By allowing ads to appear on this site, you support the local businesses who, in turn, support great journalism.
Georgians warm to school choice
Placeholder Image

If cigar-chomping Hannibal Smith of the ’80s TV series “The A-Team” was on the Georgia Public Policy Foundation’s school choice “team” today, he’d be repeating his legendary expression: “I love it when a plan comes together!”

That’s because the Foundation is seeing the results of its often-contentious, 15-year campaign for parental choice in Georgia education. A March statewide poll led by the Friedman Foundation was released this week, showing a majority of likely Georgia voters support educational vouchers. The executive summary of the survey, conducted by the research firm Strategic Vision, can be found at

The survey found that 59 percent of respondents favored a policy to provide school vouchers to special education students, while 20 percent had an unfavorable response. Asked about school vouchers in general, 58 percent of Georgians favored school vouchers while 22 percent were opposed. Most Georgians (53 percent vs. 29 percent) agree that school vouchers improve K-12 education by allowing parents the freedom to choose the best education for their child. Asked what appeals to them most about school choice and vouchers, 38 percent cited parents choosing the best school for their child and 21 percent cited better education and curriculum.

Asked their views on claims that private schools don’t serve disabled students, 54 percent of respondents said private schools do a better job of educating special-needs students and 8 percent said they do a worse job.

Remarkably, 59 percent said if it were up to them they would choose a private school or home school environment, while 27 percent said they would choose a public school environment.

And 82 percent said parents are better able to make educational choices than school administrators.

The support crosses regional and racial lines, with an overwhelming 70 percent support in middle Georgia for vouchers, 57 percent in metro Atlanta, 54 percent in north Georgia and 53 percent in south Georgia.

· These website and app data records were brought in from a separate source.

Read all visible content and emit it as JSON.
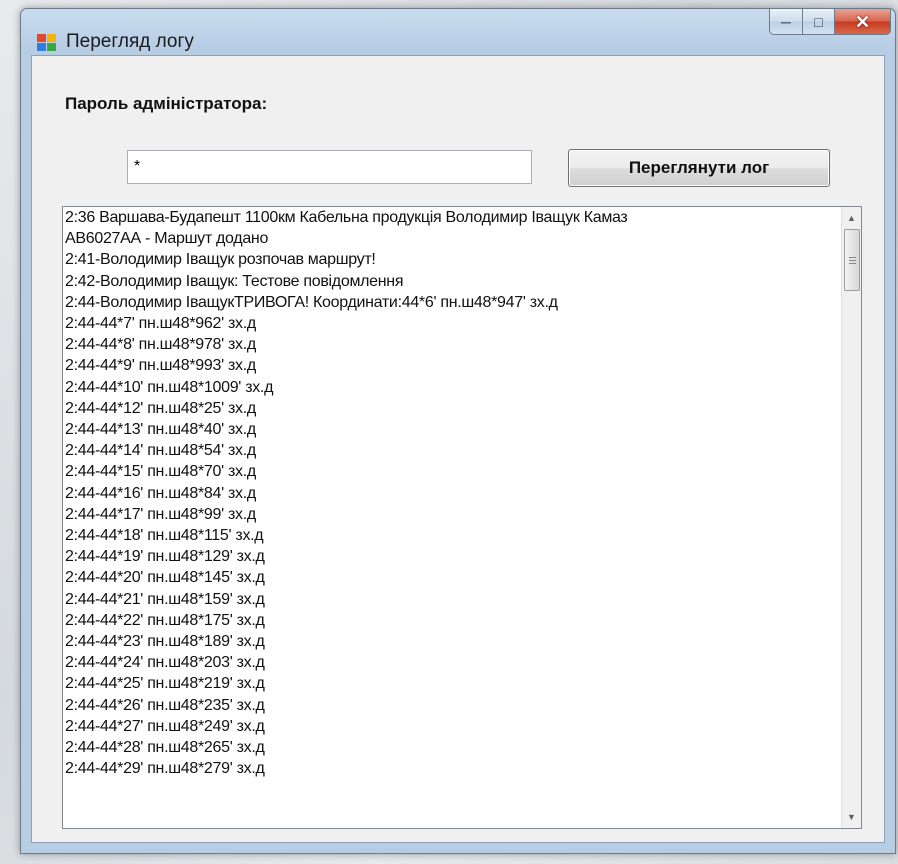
{
  "window": {
    "title": "Перегляд логу",
    "icons": {
      "app": "app-icon",
      "minimize": "minimize-icon",
      "maximize": "maximize-icon",
      "close": "close-icon"
    }
  },
  "form": {
    "password_label": "Пароль адміністратора:",
    "password_value": "*",
    "view_button_label": "Переглянути лог"
  },
  "log": {
    "lines": [
      "2:36 Варшава-Будапешт 1100км Кабельна продукція Володимир Іващук Камаз",
      "АВ6027АА - Маршут додано",
      "2:41-Володимир Іващук розпочав маршрут!",
      "2:42-Володимир Іващук: Тестове повідомлення",
      "2:44-Володимир ІващукТРИВОГА! Координати:44*6' пн.ш48*947' зх.д",
      "2:44-44*7' пн.ш48*962' зх.д",
      "2:44-44*8' пн.ш48*978' зх.д",
      "2:44-44*9' пн.ш48*993' зх.д",
      "2:44-44*10' пн.ш48*1009' зх.д",
      "2:44-44*12' пн.ш48*25' зх.д",
      "2:44-44*13' пн.ш48*40' зх.д",
      "2:44-44*14' пн.ш48*54' зх.д",
      "2:44-44*15' пн.ш48*70' зх.д",
      "2:44-44*16' пн.ш48*84' зх.д",
      "2:44-44*17' пн.ш48*99' зх.д",
      "2:44-44*18' пн.ш48*115' зх.д",
      "2:44-44*19' пн.ш48*129' зх.д",
      "2:44-44*20' пн.ш48*145' зх.д",
      "2:44-44*21' пн.ш48*159' зх.д",
      "2:44-44*22' пн.ш48*175' зх.д",
      "2:44-44*23' пн.ш48*189' зх.д",
      "2:44-44*24' пн.ш48*203' зх.д",
      "2:44-44*25' пн.ш48*219' зх.д",
      "2:44-44*26' пн.ш48*235' зх.д",
      "2:44-44*27' пн.ш48*249' зх.д",
      "2:44-44*28' пн.ш48*265' зх.д",
      "2:44-44*29' пн.ш48*279' зх.д"
    ]
  },
  "colors": {
    "title_bar": "#b7cde4",
    "close_button": "#c73a1e",
    "client": "#f0f0f0"
  }
}
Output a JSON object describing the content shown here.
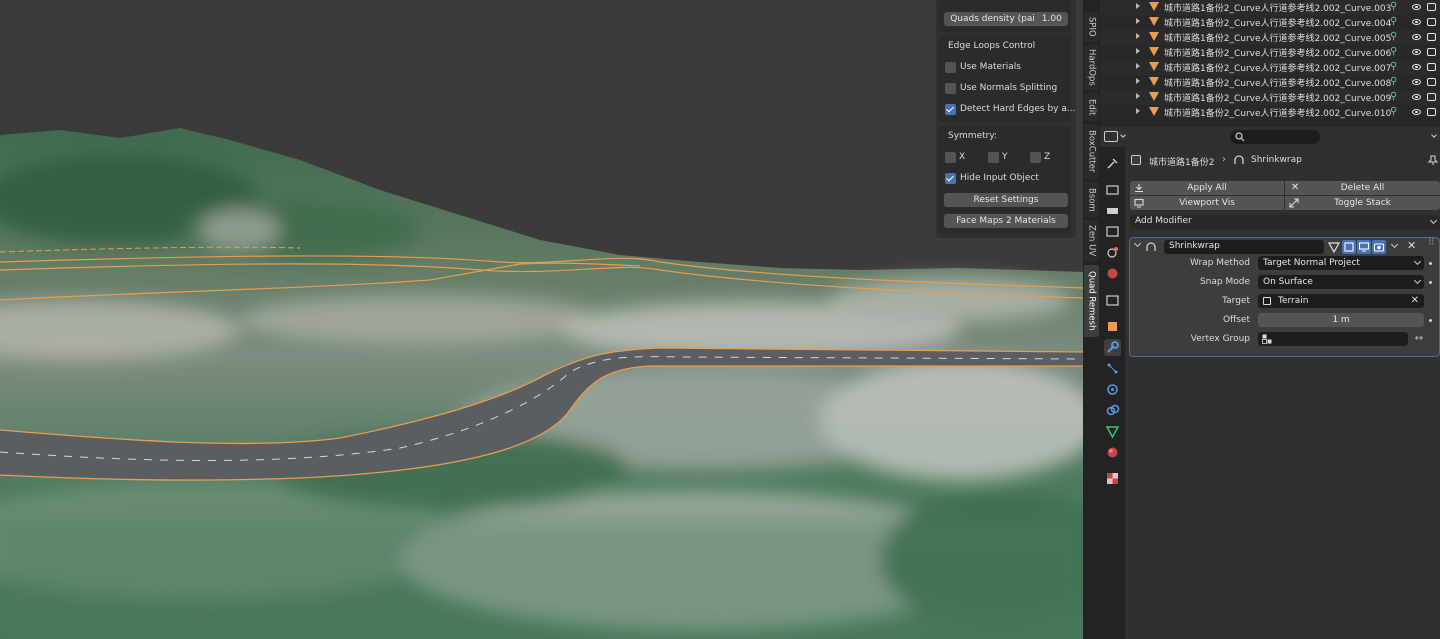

And four times as many respondents said they would vote for a legislator who supports vouchers as they would be less likely (54 percent vs. 13 percent.)

While education reform, including school choice, has been a focal point for the market-oriented Georgia Public Policy Foundation since its establishment 15 years ago, the Foundation hasn’t merely sat on a high horse. Foundation experts got into the trenches and turned philosophy into reality, showing what choice can do and established a charter high school in the Atlanta Public Schools system.

Today, in only its third year of operation, Tech High — a math-, science- and technology-oriented school that cannot screen applicants except for district residency — is one of the top-scoring APS high schools. That score was achieved with a student population that is 97-percent minority and 75 percent free- and reduced lunches.

In March, the renowned Economist magazine profiled Tech High in an article, “Fixing Dixie’s Tricky Schools.”

“Tech High spends only two-thirds as much money, per pupil, as the Atlanta public schools. Yet its test scores are better than any in the inner city, and on a par with the average for Georgia.

“Why? ... Management is lean. Classes are disciplined, not least because teachers can threaten to send troublemakers back to the public schools they escaped from.”

The Economist added, “Charter schools such as Tech High typically cannot set up without permission from the educational hierarchy whose flaws they plan to expose.”

The process is arduous and lengthy in Georgia for obtaining approval to establish a charter school, which, it bears repeating, is a public school that contracts with a school system to provide certain results in exchange for greater flexibility (and fewer funds).

Arduous is acceptable, considering our children’s future is at stake. There are, however, opportunities to streamline the process and give Georgians a say in how their children are educated. Whether it comes in the form of a better-funded charter school, a charter district or a voucher program for special-needs children, educators have been put on alert that school choice is an idea whose time has come in Georgia.

As U.S. Secretary of Education Margaret Spellings addressed a Georgia Public Policy Foundation event on education reform in January, she told the Foundation, “I’m counting on reformers and pioneers like you to lead the way.”

In 15 years of policy over politics, we’ve brought education officials, policy-makers, legislators and Georgia’s parents and children a long way on education reform. And we’ve only just begun.